It also doesn’t help that a great number of batchoy variations exist. Some versions include shrimp, vegetables, chicken breast or beef loin, with some restaurants opting for either shrimp broth or chicken stock. Some of the more recent takes on the traditional soup are Sarsa Kitchen + Bar’s trio of modern renditions: batchoy ramen, which, as its name would tell you, is a Japanese-inspired take on batchoy; seafood-gata batchoy, a light and rather sweet soup topped with lapu-lapu, fish cakes, squid, and shrimps; spicy batchoy, a dish inundated with heat courtesy of some secret spicy paste.

Sarsa’s seafood-gata batchoy

These dishes possess the same familiar flavor profile of the classic batchoy, but are not likely to elicit feedback that commend their authenticity or how similar they are to the original soup. These are renditions of a traditional dish and at this point, it seems unproductive to dwell on the true intention behind their creation. After all, we could almost be certain that these versions were created with the goal of simply cooking something delicious. And before we indulge our purist inclinations by attacking the veracity of modern twists and lamenting the loss of a dish’s originality or “essence,” it’s worth remembering that Filipino cuisine is hardly original and untraced by international influences. Maybe food could be enjoyed better this way: free of politics, pedantic specifications, and pressures to stay true to original versions.

Not to suggest that political correctness doesn’t have a place in food—but we can certainly be politically correct in ways that matter.

Subscribe to our weekly newsletter to receive all the tools and solutions entrepreneurs need to stay updated on the latest news in the industry

1 Comment

  1. I think I have lived long enough to possess first hand knowledge of the evolution of Lapaz Batchoy. Growing up in Iloilo City, I have witnessed the development of Lapaz Batchoy from its early versions up to what it is now. As far as I remember, the Lapaz Batchoy I first knew was only served in two kinds or choices. Its either you choose, Ordinary and Special. That was how it is, especially with the pioneers like Ted’s Oldtimer or Deco’s. But, it was Ted’s Oldtimer who started to change the course of the dish. They started the 3 kinds, which was Extra, Super, and Special. They were also the first to offer in different kind of noodles like miswa, sotanghon, and bihon. They were also the first to introduce a more efficient preparation of the dish. It used to be a “turo mo, slice ko” when it comes to the toppings that you want. Ingredients like the liver, pork innards, and pork, are hanged in front of the stock pot counter, and you just have to point to the templador, which ingredients you want or which ingredients you want more. Egg on the other hand is not a traditional ingredient or topping for lapaz batchoy. Back then, Ilonggo’s don’t put Egg (Raw or Boiled) in their Lapaz Batchoy, it was actually guests from Luzon, particulary from Metro Manila who always request to have an egg in their lapaz batchoy fix (probably nakasanayan na sa mga mami). Eventually, the Ilonggo’s just followed suit, and it became a norm for every order of Lapaz Batchoy.

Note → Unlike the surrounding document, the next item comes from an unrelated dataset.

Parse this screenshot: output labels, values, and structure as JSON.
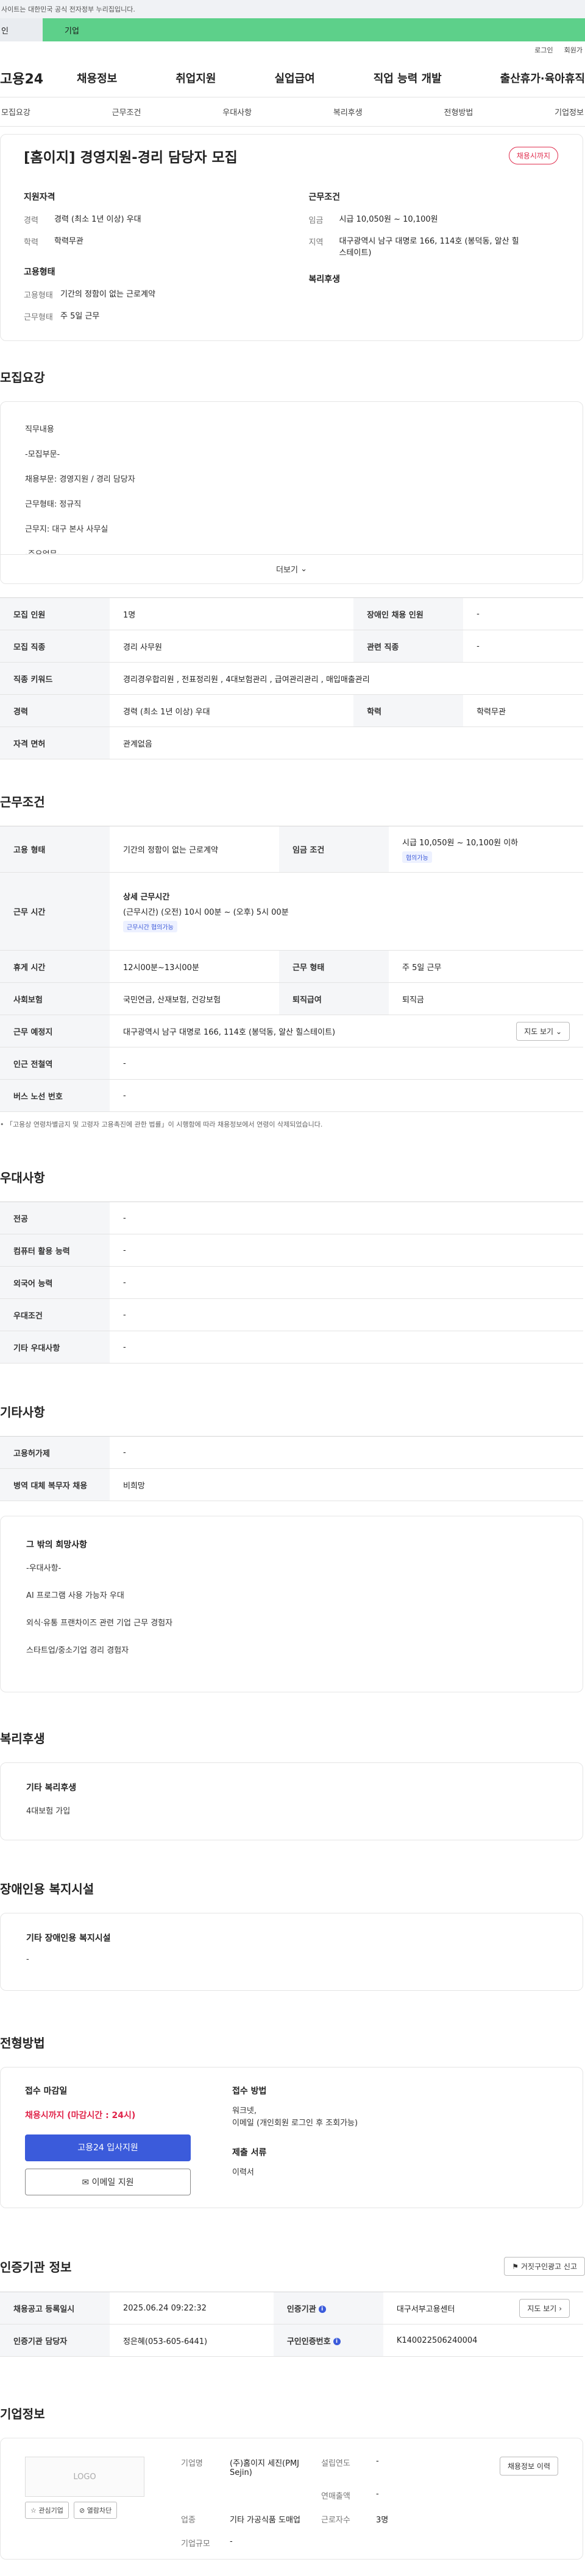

To be fair, It was Ted’s Oldtimer Lapaz Batchoy who paved the way and provided the blueprint for the Lapaz Batchoy format that we know of today. To this day, it is still the only Lapaz Batchoy establishment from Iloilo that have expanded in Metro Manila, Cebu, Bacolod, Davao, Gen. Santos, and Koronadal. It is still owned by the same family and still being lead by the daughter of the lapaz batchoy pioneer. Deco’s on the other hand is just merely a shadow of the original name. It is no longer with the heirs of Deco’s. It is under licensed now with a family who are not really “manug batchoy”.

Leave a Reply

This site uses Akismet to reduce spam. Learn how your comment data is processed.